*** Begin section ***

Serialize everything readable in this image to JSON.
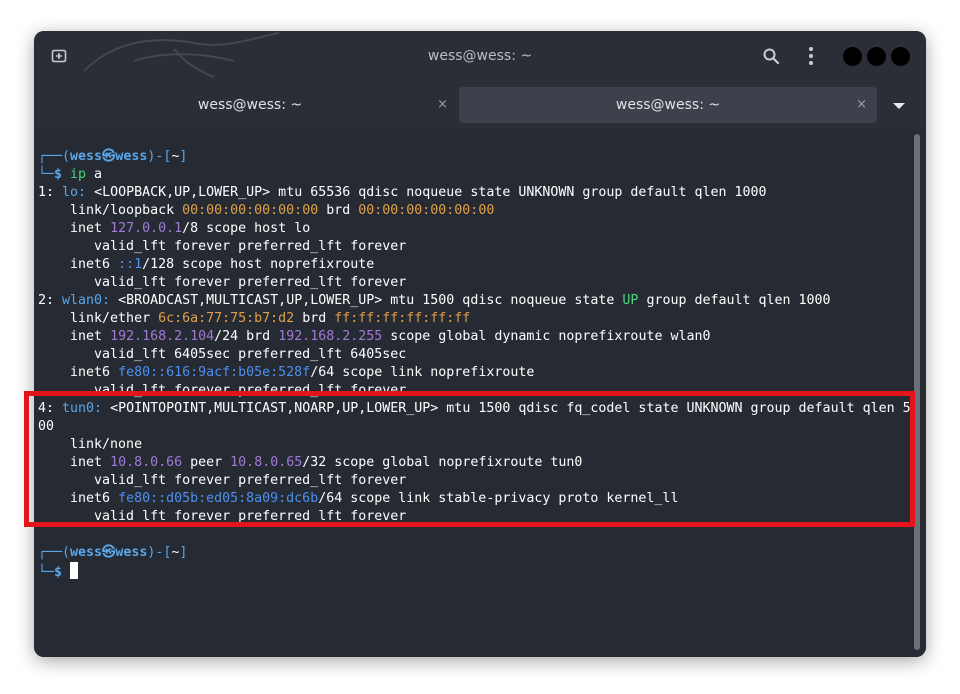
{
  "window": {
    "title": "wess@wess: ~"
  },
  "tabs": [
    {
      "label": "wess@wess: ~",
      "close": "×",
      "active": false
    },
    {
      "label": "wess@wess: ~",
      "close": "×",
      "active": true
    }
  ],
  "icons": {
    "new_tab": "new-tab-icon",
    "search": "search-icon",
    "menu": "kebab-menu-icon",
    "tabs_dropdown": "chevron-down-icon"
  },
  "colors": {
    "prompt_blue": "#5aa6e8",
    "hex_orange": "#e0a04a",
    "ip_purple": "#a27ad6",
    "ipv6_blue": "#4d90f0",
    "state_up_green": "#4bd37c",
    "highlight_red": "#e3141b"
  },
  "terminal": {
    "lines": [
      [
        {
          "t": "┌──(",
          "c": "c-b"
        },
        {
          "t": "wess㉿wess",
          "c": "c-bb"
        },
        {
          "t": ")-[",
          "c": "c-b"
        },
        {
          "t": "~",
          "c": "c-w"
        },
        {
          "t": "]",
          "c": "c-b"
        }
      ],
      [
        {
          "t": "└─",
          "c": "c-b"
        },
        {
          "t": "$ ",
          "c": "c-bb"
        },
        {
          "t": "ip",
          "c": "c-g"
        },
        {
          "t": " a",
          "c": "c-w"
        }
      ],
      [
        {
          "t": "1: ",
          "c": "c-w"
        },
        {
          "t": "lo: ",
          "c": "c-b"
        },
        {
          "t": "<LOOPBACK,UP,LOWER_UP> mtu 65536 qdisc noqueue state UNKNOWN group default qlen 1000",
          "c": "c-w"
        }
      ],
      [
        {
          "t": "    link/loopback ",
          "c": "c-w"
        },
        {
          "t": "00:00:00:00:00:00",
          "c": "c-o"
        },
        {
          "t": " brd ",
          "c": "c-w"
        },
        {
          "t": "00:00:00:00:00:00",
          "c": "c-o"
        }
      ],
      [
        {
          "t": "    inet ",
          "c": "c-w"
        },
        {
          "t": "127.0.0.1",
          "c": "c-p"
        },
        {
          "t": "/8 scope host lo",
          "c": "c-w"
        }
      ],
      [
        {
          "t": "       valid_lft forever preferred_lft forever",
          "c": "c-w"
        }
      ],
      [
        {
          "t": "    inet6 ",
          "c": "c-w"
        },
        {
          "t": "::1",
          "c": "c-bl"
        },
        {
          "t": "/128 scope host noprefixroute",
          "c": "c-w"
        }
      ],
      [
        {
          "t": "       valid_lft forever preferred_lft forever",
          "c": "c-w"
        }
      ],
      [
        {
          "t": "2: ",
          "c": "c-w"
        },
        {
          "t": "wlan0: ",
          "c": "c-b"
        },
        {
          "t": "<BROADCAST,MULTICAST,UP,LOWER_UP> mtu 1500 qdisc noqueue state ",
          "c": "c-w"
        },
        {
          "t": "UP",
          "c": "c-g"
        },
        {
          "t": " group default qlen 1000",
          "c": "c-w"
        }
      ],
      [
        {
          "t": "    link/ether ",
          "c": "c-w"
        },
        {
          "t": "6c:6a:77:75:b7:d2",
          "c": "c-o"
        },
        {
          "t": " brd ",
          "c": "c-w"
        },
        {
          "t": "ff:ff:ff:ff:ff:ff",
          "c": "c-o"
        }
      ],
      [
        {
          "t": "    inet ",
          "c": "c-w"
        },
        {
          "t": "192.168.2.104",
          "c": "c-p"
        },
        {
          "t": "/24 brd ",
          "c": "c-w"
        },
        {
          "t": "192.168.2.255",
          "c": "c-p"
        },
        {
          "t": " scope global dynamic noprefixroute wlan0",
          "c": "c-w"
        }
      ],
      [
        {
          "t": "       valid_lft 6405sec preferred_lft 6405sec",
          "c": "c-w"
        }
      ],
      [
        {
          "t": "    inet6 ",
          "c": "c-w"
        },
        {
          "t": "fe80::616:9acf:b05e:528f",
          "c": "c-bl"
        },
        {
          "t": "/64 scope link noprefixroute",
          "c": "c-w"
        }
      ],
      [
        {
          "t": "       valid_lft forever preferred_lft forever",
          "c": "c-w"
        }
      ],
      [
        {
          "t": "4: ",
          "c": "c-w"
        },
        {
          "t": "tun0: ",
          "c": "c-b"
        },
        {
          "t": "<POINTOPOINT,MULTICAST,NOARP,UP,LOWER_UP> mtu 1500 qdisc fq_codel state UNKNOWN group default qlen 5",
          "c": "c-w"
        }
      ],
      [
        {
          "t": "00",
          "c": "c-w"
        }
      ],
      [
        {
          "t": "    link/none",
          "c": "c-w"
        }
      ],
      [
        {
          "t": "    inet ",
          "c": "c-w"
        },
        {
          "t": "10.8.0.66",
          "c": "c-p"
        },
        {
          "t": " peer ",
          "c": "c-w"
        },
        {
          "t": "10.8.0.65",
          "c": "c-p"
        },
        {
          "t": "/32 scope global noprefixroute tun0",
          "c": "c-w"
        }
      ],
      [
        {
          "t": "       valid_lft forever preferred_lft forever",
          "c": "c-w"
        }
      ],
      [
        {
          "t": "    inet6 ",
          "c": "c-w"
        },
        {
          "t": "fe80::d05b:ed05:8a09:dc6b",
          "c": "c-bl"
        },
        {
          "t": "/64 scope link stable-privacy proto kernel_ll",
          "c": "c-w"
        }
      ],
      [
        {
          "t": "       valid_lft forever preferred_lft forever",
          "c": "c-w"
        }
      ],
      [
        {
          "t": "",
          "c": "c-w"
        }
      ],
      [
        {
          "t": "┌──(",
          "c": "c-b"
        },
        {
          "t": "wess㉿wess",
          "c": "c-bb"
        },
        {
          "t": ")-[",
          "c": "c-b"
        },
        {
          "t": "~",
          "c": "c-w"
        },
        {
          "t": "]",
          "c": "c-b"
        }
      ],
      [
        {
          "t": "└─",
          "c": "c-b"
        },
        {
          "t": "$ ",
          "c": "c-bb"
        }
      ]
    ]
  }
}
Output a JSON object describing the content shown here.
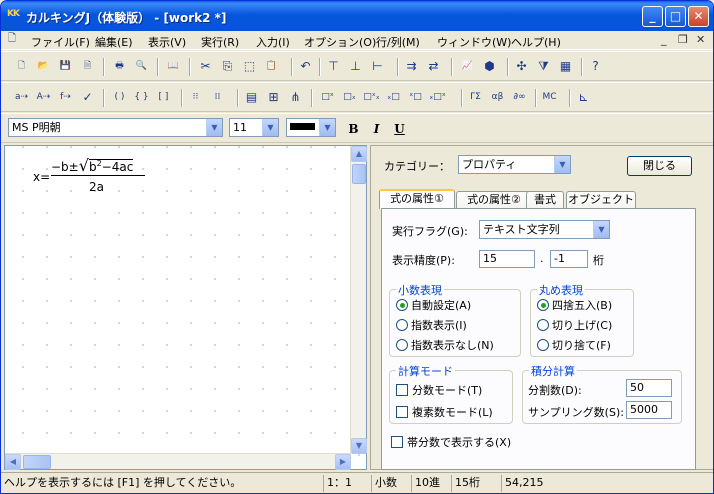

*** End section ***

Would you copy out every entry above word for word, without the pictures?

Serialize everything readable in this image to JSON.
{
  "window": {
    "title": "wess@wess: ~"
  },
  "tabs": [
    {
      "label": "wess@wess: ~",
      "close": "×",
      "active": false
    },
    {
      "label": "wess@wess: ~",
      "close": "×",
      "active": true
    }
  ],
  "icons": {
    "new_tab": "new-tab-icon",
    "search": "search-icon",
    "menu": "kebab-menu-icon",
    "tabs_dropdown": "chevron-down-icon"
  },
  "colors": {
    "prompt_blue": "#5aa6e8",
    "hex_orange": "#e0a04a",
    "ip_purple": "#a27ad6",
    "ipv6_blue": "#4d90f0",
    "state_up_green": "#4bd37c",
    "highlight_red": "#e3141b"
  },
  "terminal": {
    "lines": [
      [
        {
          "t": "┌──(",
          "c": "c-b"
        },
        {
          "t": "wess㉿wess",
          "c": "c-bb"
        },
        {
          "t": ")-[",
          "c": "c-b"
        },
        {
          "t": "~",
          "c": "c-w"
        },
        {
          "t": "]",
          "c": "c-b"
        }
      ],
      [
        {
          "t": "└─",
          "c": "c-b"
        },
        {
          "t": "$ ",
          "c": "c-bb"
        },
        {
          "t": "ip",
          "c": "c-g"
        },
        {
          "t": " a",
          "c": "c-w"
        }
      ],
      [
        {
          "t": "1: ",
          "c": "c-w"
        },
        {
          "t": "lo: ",
          "c": "c-b"
        },
        {
          "t": "<LOOPBACK,UP,LOWER_UP> mtu 65536 qdisc noqueue state UNKNOWN group default qlen 1000",
          "c": "c-w"
        }
      ],
      [
        {
          "t": "    link/loopback ",
          "c": "c-w"
        },
        {
          "t": "00:00:00:00:00:00",
          "c": "c-o"
        },
        {
          "t": " brd ",
          "c": "c-w"
        },
        {
          "t": "00:00:00:00:00:00",
          "c": "c-o"
        }
      ],
      [
        {
          "t": "    inet ",
          "c": "c-w"
        },
        {
          "t": "127.0.0.1",
          "c": "c-p"
        },
        {
          "t": "/8 scope host lo",
          "c": "c-w"
        }
      ],
      [
        {
          "t": "       valid_lft forever preferred_lft forever",
          "c": "c-w"
        }
      ],
      [
        {
          "t": "    inet6 ",
          "c": "c-w"
        },
        {
          "t": "::1",
          "c": "c-bl"
        },
        {
          "t": "/128 scope host noprefixroute",
          "c": "c-w"
        }
      ],
      [
        {
          "t": "       valid_lft forever preferred_lft forever",
          "c": "c-w"
        }
      ],
      [
        {
          "t": "2: ",
          "c": "c-w"
        },
        {
          "t": "wlan0: ",
          "c": "c-b"
        },
        {
          "t": "<BROADCAST,MULTICAST,UP,LOWER_UP> mtu 1500 qdisc noqueue state ",
          "c": "c-w"
        },
        {
          "t": "UP",
          "c": "c-g"
        },
        {
          "t": " group default qlen 1000",
          "c": "c-w"
        }
      ],
      [
        {
          "t": "    link/ether ",
          "c": "c-w"
        },
        {
          "t": "6c:6a:77:75:b7:d2",
          "c": "c-o"
        },
        {
          "t": " brd ",
          "c": "c-w"
        },
        {
          "t": "ff:ff:ff:ff:ff:ff",
          "c": "c-o"
        }
      ],
      [
        {
          "t": "    inet ",
          "c": "c-w"
        },
        {
          "t": "192.168.2.104",
          "c": "c-p"
        },
        {
          "t": "/24 brd ",
          "c": "c-w"
        },
        {
          "t": "192.168.2.255",
          "c": "c-p"
        },
        {
          "t": " scope global dynamic noprefixroute wlan0",
          "c": "c-w"
        }
      ],
      [
        {
          "t": "       valid_lft 6405sec preferred_lft 6405sec",
          "c": "c-w"
        }
      ],
      [
        {
          "t": "    inet6 ",
          "c": "c-w"
        },
        {
          "t": "fe80::616:9acf:b05e:528f",
          "c": "c-bl"
        },
        {
          "t": "/64 scope link noprefixroute",
          "c": "c-w"
        }
      ],
      [
        {
          "t": "       valid_lft forever preferred_lft forever",
          "c": "c-w"
        }
      ],
      [
        {
          "t": "4: ",
          "c": "c-w"
        },
        {
          "t": "tun0: ",
          "c": "c-b"
        },
        {
          "t": "<POINTOPOINT,MULTICAST,NOARP,UP,LOWER_UP> mtu 1500 qdisc fq_codel state UNKNOWN group default qlen 5",
          "c": "c-w"
        }
      ],
      [
        {
          "t": "00",
          "c": "c-w"
        }
      ],
      [
        {
          "t": "    link/none",
          "c": "c-w"
        }
      ],
      [
        {
          "t": "    inet ",
          "c": "c-w"
        },
        {
          "t": "10.8.0.66",
          "c": "c-p"
        },
        {
          "t": " peer ",
          "c": "c-w"
        },
        {
          "t": "10.8.0.65",
          "c": "c-p"
        },
        {
          "t": "/32 scope global noprefixroute tun0",
          "c": "c-w"
        }
      ],
      [
        {
          "t": "       valid_lft forever preferred_lft forever",
          "c": "c-w"
        }
      ],
      [
        {
          "t": "    inet6 ",
          "c": "c-w"
        },
        {
          "t": "fe80::d05b:ed05:8a09:dc6b",
          "c": "c-bl"
        },
        {
          "t": "/64 scope link stable-privacy proto kernel_ll",
          "c": "c-w"
        }
      ],
      [
        {
          "t": "       valid_lft forever preferred_lft forever",
          "c": "c-w"
        }
      ],
      [
        {
          "t": "",
          "c": "c-w"
        }
      ],
      [
        {
          "t": "┌──(",
          "c": "c-b"
        },
        {
          "t": "wess㉿wess",
          "c": "c-bb"
        },
        {
          "t": ")-[",
          "c": "c-b"
        },
        {
          "t": "~",
          "c": "c-w"
        },
        {
          "t": "]",
          "c": "c-b"
        }
      ],
      [
        {
          "t": "└─",
          "c": "c-b"
        },
        {
          "t": "$ ",
          "c": "c-bb"
        }
      ]
    ]
  }
}
Output a JSON object describing the content shown here.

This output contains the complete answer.